Developmental and comparative immunology 2014 v.43 no.2 pp. 268-279
Amyloodinium ocellatum, Cryptobia, Salmonidae, Trypanoplasma, Trypanosoma, antibodies, antigens, carp, complement, genetically modified organisms, genotype, immune response, live vaccines, loci, macrophages, nitric oxide, salmon, transferrin

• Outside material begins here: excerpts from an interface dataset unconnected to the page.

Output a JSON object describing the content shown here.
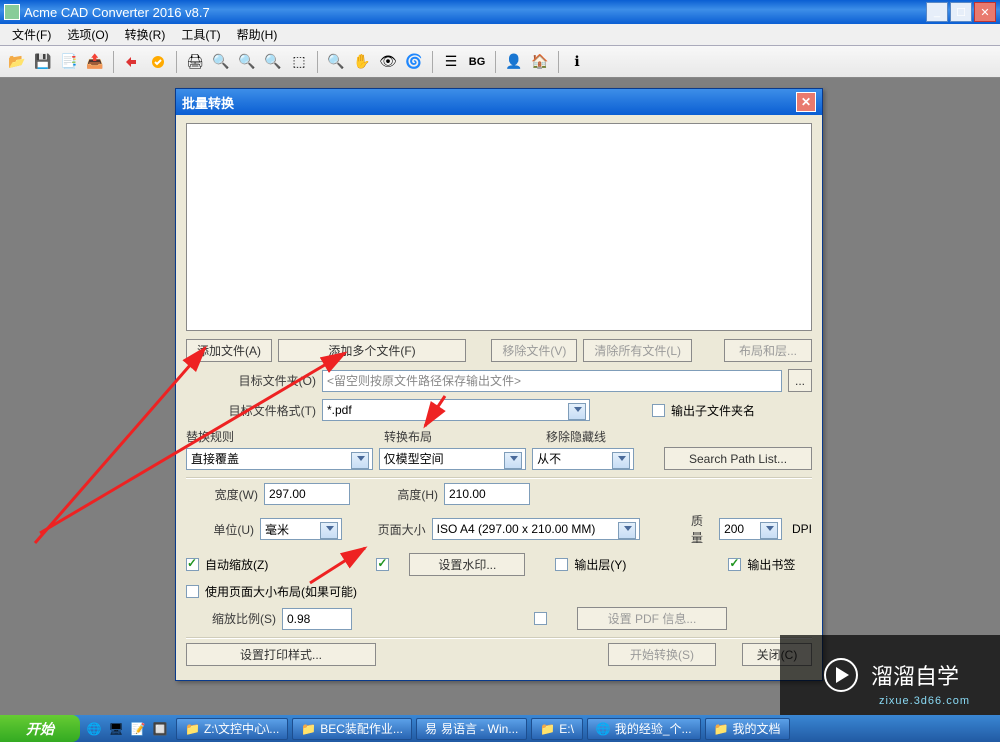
{
  "window": {
    "title": "Acme CAD Converter 2016 v8.7",
    "menu": [
      "文件(F)",
      "选项(O)",
      "转换(R)",
      "工具(T)",
      "帮助(H)"
    ]
  },
  "toolbar_icons": [
    "open-icon",
    "save-icon",
    "save-all-icon",
    "export-icon",
    "convert-icon",
    "batch-icon",
    "print-icon",
    "zoom-in-icon",
    "zoom-out-icon",
    "zoom-extents-icon",
    "region-icon",
    "zoom-window-icon",
    "pan-icon",
    "hidden-icon",
    "render-icon",
    "layers-icon",
    "bg-icon",
    "user-icon",
    "home-icon",
    "about-icon"
  ],
  "dialog": {
    "title": "批量转换",
    "buttons": {
      "add_file": "添加文件(A)",
      "add_multi": "添加多个文件(F)",
      "remove_file": "移除文件(V)",
      "clear_all": "清除所有文件(L)",
      "layouts": "布局和层...",
      "browse": "...",
      "search_path": "Search Path List...",
      "set_watermark": "设置水印...",
      "set_pdf_info": "设置 PDF 信息...",
      "print_style": "设置打印样式...",
      "start": "开始转换(S)",
      "close": "关闭(C)"
    },
    "labels": {
      "target_folder": "目标文件夹(O)",
      "target_format": "目标文件格式(T)",
      "replace_rule": "替换规则",
      "convert_layout": "转换布局",
      "remove_hidden": "移除隐藏线",
      "width": "宽度(W)",
      "height": "高度(H)",
      "unit": "单位(U)",
      "page_size": "页面大小",
      "quality": "质量",
      "dpi": "DPI",
      "auto_zoom": "自动缩放(Z)",
      "use_page_layout": "使用页面大小布局(如果可能)",
      "zoom_ratio": "缩放比例(S)",
      "output_layer": "输出层(Y)",
      "output_bookmark": "输出书签",
      "output_subfolder": "输出子文件夹名"
    },
    "values": {
      "target_folder_placeholder": "<留空则按原文件路径保存输出文件>",
      "target_format": "*.pdf",
      "replace_rule": "直接覆盖",
      "convert_layout": "仅模型空间",
      "remove_hidden": "从不",
      "width": "297.00",
      "height": "210.00",
      "unit": "毫米",
      "page_size": "ISO A4 (297.00 x 210.00 MM)",
      "quality": "200",
      "zoom_ratio": "0.98"
    },
    "checks": {
      "output_subfolder": false,
      "auto_zoom": true,
      "watermark_check": true,
      "output_layer": false,
      "output_bookmark": true,
      "use_page_layout": false,
      "pdf_info": false
    }
  },
  "taskbar": {
    "start": "开始",
    "items": [
      "Z:\\文控中心\\...",
      "BEC装配作业...",
      "易语言 - Win...",
      "E:\\",
      "我的经验_个...",
      "我的文档"
    ]
  },
  "watermark": {
    "brand": "溜溜自学",
    "url": "zixue.3d66.com"
  }
}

This discussion is on immune response to Amyloodinium ocellatum, Cryptobia salmositica, Trypanoplasma borreli and Trypanosoma carassii. Piscidin and histone-like proteins enhance innate resistance to Amyloodinium. Fish that are naturally resistant to Cryptobia and Trypanoplasma can be bred. Cryptobia resistance in charr is controlled by a dominant Mendelian locus and protection is via the Alternative Pathway of Complement Activation. Studies on Cryptobia-tolerant charr may lead to production of transgenic Cryptobia-tolerant salmon. Innate response to T. borreli is associated with NO in macrophages. Transferrin regulates resistance and carp have been bred for transferrin genotypes. Recovered fish are protected from homologous challenge, and complement fixing antibodies are crucial in protection. Studies on antigens in T. carassii may lead to a vaccine. There are two vaccines against cryptobiosis; a single dose of the attenuated vaccine protects salmonids. On challenge fish inoculated with the metalloprotease-DNA vaccine do not have the disease and they recover faster.